[Opening Input records section]
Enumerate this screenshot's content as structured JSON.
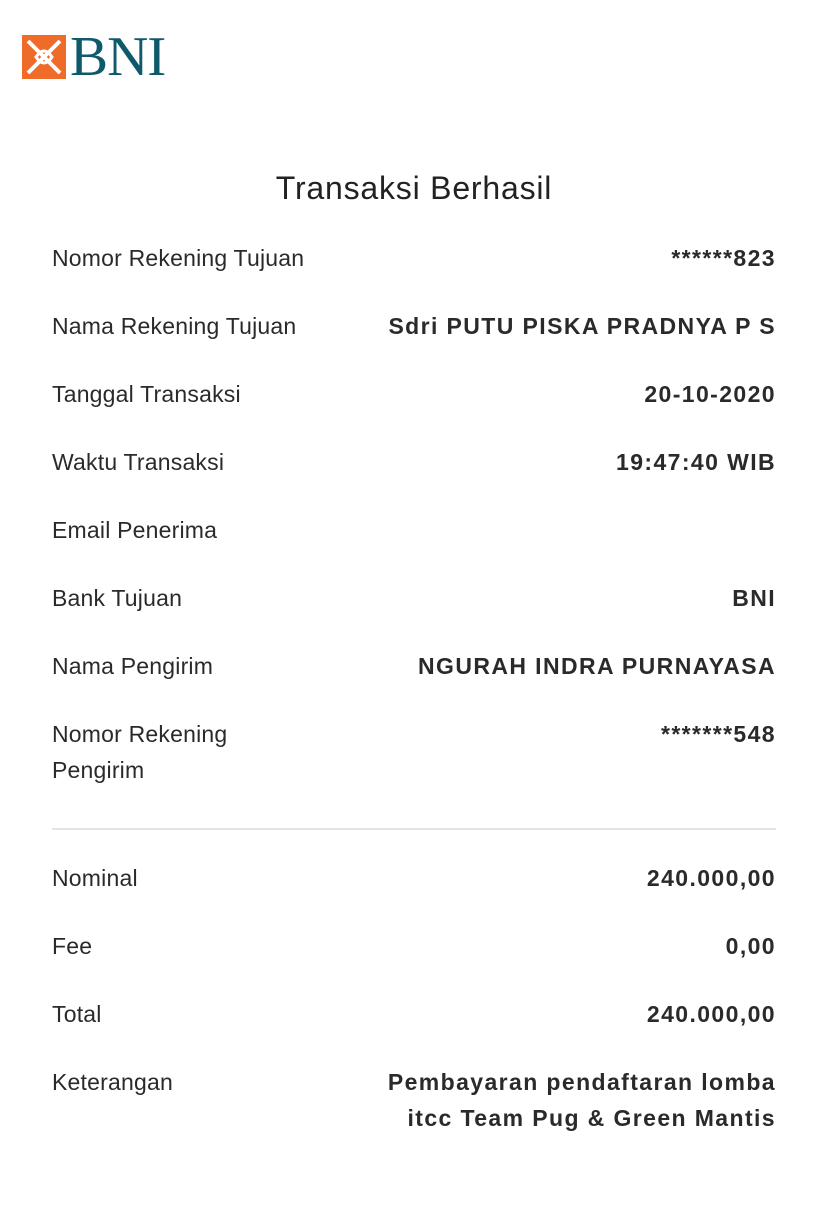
{
  "brand": {
    "name": "BNI",
    "colors": {
      "mark": "#ef6b2a",
      "text": "#0e5a6b"
    }
  },
  "title": "Transaksi Berhasil",
  "details": [
    {
      "label": "Nomor Rekening Tujuan",
      "value": "******823"
    },
    {
      "label": "Nama Rekening Tujuan",
      "value": "Sdri PUTU PISKA PRADNYA P S"
    },
    {
      "label": "Tanggal Transaksi",
      "value": "20-10-2020"
    },
    {
      "label": "Waktu Transaksi",
      "value": "19:47:40 WIB"
    },
    {
      "label": "Email Penerima",
      "value": ""
    },
    {
      "label": "Bank Tujuan",
      "value": "BNI"
    },
    {
      "label": "Nama Pengirim",
      "value": "NGURAH INDRA PURNAYASA"
    },
    {
      "label": "Nomor Rekening Pengirim",
      "value": "*******548"
    }
  ],
  "amounts": [
    {
      "label": "Nominal",
      "value": "240.000,00"
    },
    {
      "label": "Fee",
      "value": "0,00"
    },
    {
      "label": "Total",
      "value": "240.000,00"
    },
    {
      "label": "Keterangan",
      "value": "Pembayaran pendaftaran lomba itcc Team Pug & Green Mantis"
    }
  ]
}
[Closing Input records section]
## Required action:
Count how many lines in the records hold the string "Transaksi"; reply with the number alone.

## Reply:
3